Your task is to copy each line of the material that includes "Email".

.....

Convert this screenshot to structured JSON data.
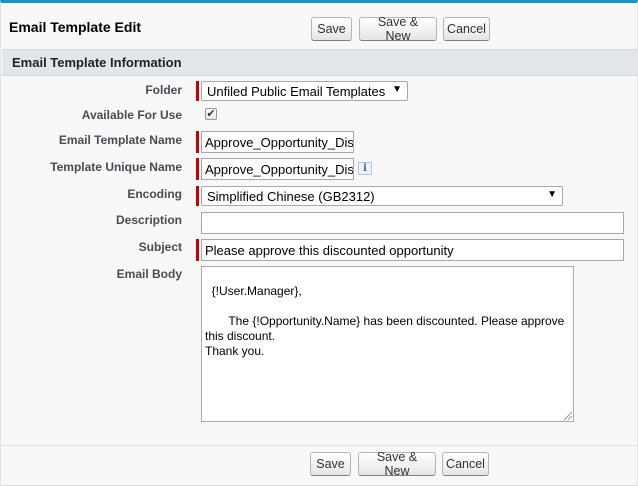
{
  "page": {
    "title": "Email Template Edit"
  },
  "buttons": {
    "save": "Save",
    "save_new": "Save & New",
    "cancel": "Cancel"
  },
  "section": {
    "title": "Email Template Information"
  },
  "fields": {
    "folder": {
      "label": "Folder",
      "value": "Unfiled Public Email Templates"
    },
    "available": {
      "label": "Available For Use",
      "checked": true,
      "mark": "✔"
    },
    "name": {
      "label": "Email Template Name",
      "value": "Approve_Opportunity_Disc"
    },
    "unique_name": {
      "label": "Template Unique Name",
      "value": "Approve_Opportunity_Disc",
      "info": "i"
    },
    "encoding": {
      "label": "Encoding",
      "value": "Simplified Chinese (GB2312)"
    },
    "description": {
      "label": "Description",
      "value": ""
    },
    "subject": {
      "label": "Subject",
      "value": "Please approve this discounted opportunity"
    },
    "body": {
      "label": "Email Body",
      "value": "{!User.Manager},\n\n       The {!Opportunity.Name} has been discounted. Please approve this discount.\nThank you."
    }
  },
  "icons": {
    "dropdown": "▼",
    "info": "info-icon",
    "resize": "resize-handle-icon"
  },
  "colors": {
    "accent": "#1797c0",
    "required": "#cc0000",
    "section_bg": "#e1e6ea"
  }
}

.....

- _OUTPUT OF THE EXERCISE_
    "title": "Email Template Edit"
    "title": "Email Template Information"
      "value": "Unfiled Public Email Templates"
      "label": "Email Template Name",
      "label": "Email Body",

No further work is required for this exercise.